Kanamori, H., 2012. Earthquake hazards: Putting seismic research to most effective use, Nature, 483, 147-148.
Kanamori, H., Lee, W.H.K. & Ma, K.-F., 2012. The 1909 Taipei earthquake-implication for seismic hazard in Taipei, Geophysical Journal International, 191, 126-146.
Lay, T., Kanamori, H., Ammon, C.J., Koper, K.D., Hutko, A.R., Ye, L., Yue, H. & Rushing, T. M., 2012. Depth-varying rupture properties of subduction zone megathrust faults, Journal of Geophysical Research:Solid Earth, 117, n/a-n/a.
Ritsema, J., Lay, T. & Kanamori, H., 2012. The 2011 Tohoku Earthquake, Elements, 8, 183-188.
Wang, D., Becker, N.C., Walsh, D., Fryer, G.J., Weinstein, S.A., McCreery, C.S., Sardina, V., Hsu, V., Hirshorn, B.F., Hayes, G.P., Duputel, Z., Rivera, L., Kanamori, H., Koyanagi, K.K. & Shiro, B., 2012. Real-time forecasting of the April 11, 2012 Sumatra tsunami, Geophysical Research Letters, 39, n/a-n-a.
Ye, L., Lay, T. & Knamori, H., 2012. Intraplate and interplate faulting interactions during August 31, 2012, Philippine Trench earthquake (Mw7.6) sequence, Geophysical Research Letters, Vol., 2012, 39, L24310 doi:24310.21029/22012GL054164.
Ye, L., Lay, T. & Kanamori, H., 2012. The Sanriku-Oki low-seismicity region on the northern margin of the great 2011 Tohoku-Oki earthquake rupture, Journal of Geophysical Research:Solid Earth, 117, n/a-n/a.

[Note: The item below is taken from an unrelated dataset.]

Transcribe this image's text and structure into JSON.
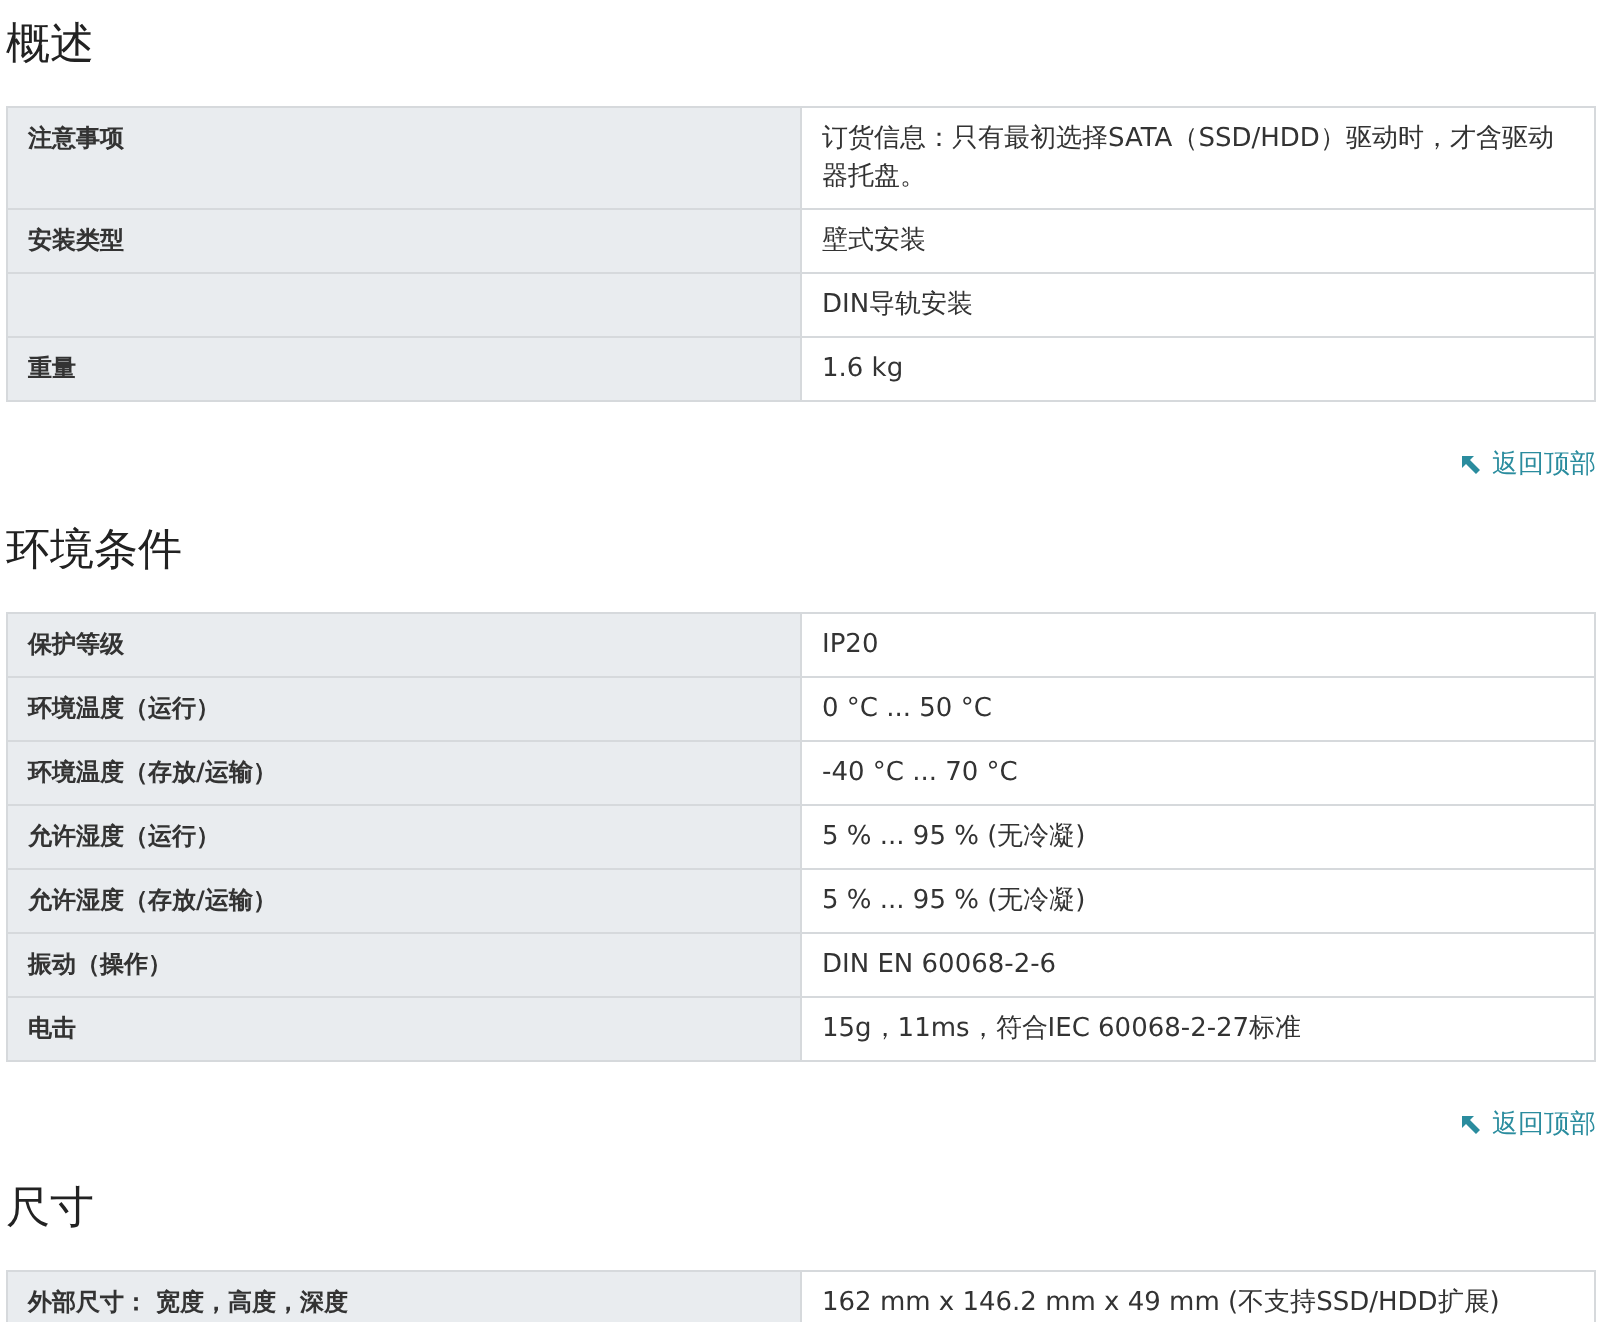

Zhan, Z., Helmberger, D., Simons, M, kanamori, H., Wu, W., Cubas, N., Duputwl, Z., Chu, R., Tsai, V.C., AVouac, J.-P., Hudnut, K.W., Ni, S., Hetland, E. & Culaciati, F.H.O., 2012. Anomalously steep dips of earthquakes in the 2011 Tohoku-Oki source region and possible explanations, Earth and Planetary Science Letters, 353-354, 121-133.